Engineers say they have invented a robot capable of building “almost anything”, including new versions of itself.
The self-replicating robot was developed by a team from Massachusetts Institute of Technology (MIT), who claim the robot could practically and economically assemble anything from a vehicle to a building.
“It could build a structure, or it could build another robot of the same size, or it could build a bigger robot,” said Amira Abdel-Rahman, a doctoral student at MIT’s Centre for Bits and Atoms.
Using artificial intelligence, the robot is able to figure out complex tasks and organise swarms of bots needed to build a structure without them getting in each other’s way.
The system involves tiny identical sub units known as voxels, which are essentially the volumetric equivalent of a 2D pixel. These voxels are able to transmit and receive both power and data from other voxels in order to build and operate.
A paper detailing the research, titled ‘Self-replicating hierarchical modular robot swarms’, was published in the scientific journal Nature Communications Engineering.
“This paper examines a critical area of reconfigurable systems: how to quickly scale up a robotic workforce and use it to efficiently assemble materials into a desired structure,” said Aaron Becker, an associate professor of electrical and computer engineering at the University of Houston, who was not involved in the research.
“This is the first work I’ve seen that attacks the problem from a radically new perspective: Using a raw set of robot parts to build a suite of robots whose sizes are optimized to build the desired structure – and other robots – as fast as possible.”

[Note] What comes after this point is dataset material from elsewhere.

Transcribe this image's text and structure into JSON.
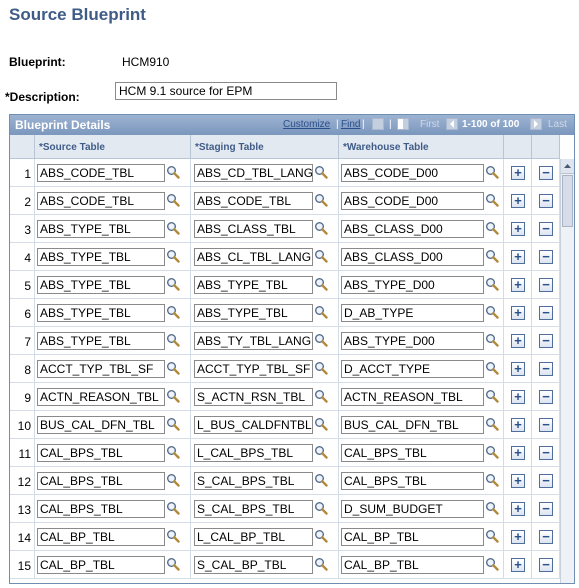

Join our commenting forum
Join thought-provoking conversations, follow other Independent readers and see their replies